## EXERCISE REQUIREMENTS
Identify all lines in the data containing the string "Maximum". Copy them out.

## DATASET CONTENT
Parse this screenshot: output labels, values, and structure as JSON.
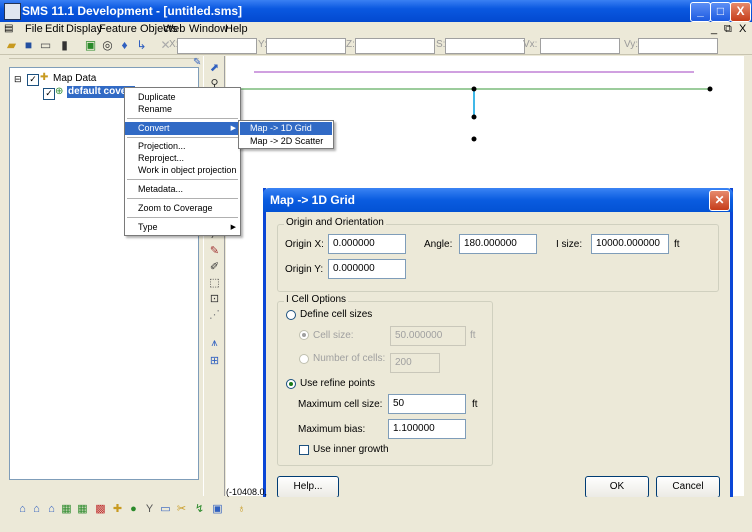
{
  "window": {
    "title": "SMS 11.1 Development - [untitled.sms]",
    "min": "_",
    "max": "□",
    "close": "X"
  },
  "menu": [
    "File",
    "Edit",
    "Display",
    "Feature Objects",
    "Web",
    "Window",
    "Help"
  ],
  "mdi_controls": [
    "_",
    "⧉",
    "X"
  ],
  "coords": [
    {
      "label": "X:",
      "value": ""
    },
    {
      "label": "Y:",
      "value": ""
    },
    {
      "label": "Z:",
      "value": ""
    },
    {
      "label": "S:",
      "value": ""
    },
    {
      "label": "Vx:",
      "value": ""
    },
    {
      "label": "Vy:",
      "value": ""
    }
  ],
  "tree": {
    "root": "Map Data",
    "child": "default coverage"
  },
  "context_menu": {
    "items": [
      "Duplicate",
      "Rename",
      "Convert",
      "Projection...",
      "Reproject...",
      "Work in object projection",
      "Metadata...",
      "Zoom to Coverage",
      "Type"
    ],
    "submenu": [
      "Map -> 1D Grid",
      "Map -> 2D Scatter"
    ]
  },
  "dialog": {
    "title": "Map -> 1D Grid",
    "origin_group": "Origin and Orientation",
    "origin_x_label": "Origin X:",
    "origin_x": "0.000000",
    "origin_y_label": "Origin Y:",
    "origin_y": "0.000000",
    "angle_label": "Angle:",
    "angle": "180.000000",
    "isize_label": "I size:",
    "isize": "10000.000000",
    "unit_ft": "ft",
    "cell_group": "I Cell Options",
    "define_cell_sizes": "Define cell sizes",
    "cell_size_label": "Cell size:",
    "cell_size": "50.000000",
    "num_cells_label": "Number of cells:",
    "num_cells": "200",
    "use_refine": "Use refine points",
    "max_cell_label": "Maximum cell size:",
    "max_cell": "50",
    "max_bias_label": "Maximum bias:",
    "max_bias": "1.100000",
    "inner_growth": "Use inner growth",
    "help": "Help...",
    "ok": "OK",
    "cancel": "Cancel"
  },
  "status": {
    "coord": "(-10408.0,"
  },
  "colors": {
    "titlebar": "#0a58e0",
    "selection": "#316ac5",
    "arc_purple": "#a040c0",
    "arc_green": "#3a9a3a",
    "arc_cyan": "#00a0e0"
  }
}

## ANSWER TO THIS EXERCISE
    "max_cell_label": "Maximum cell size:",
    "max_bias_label": "Maximum bias:",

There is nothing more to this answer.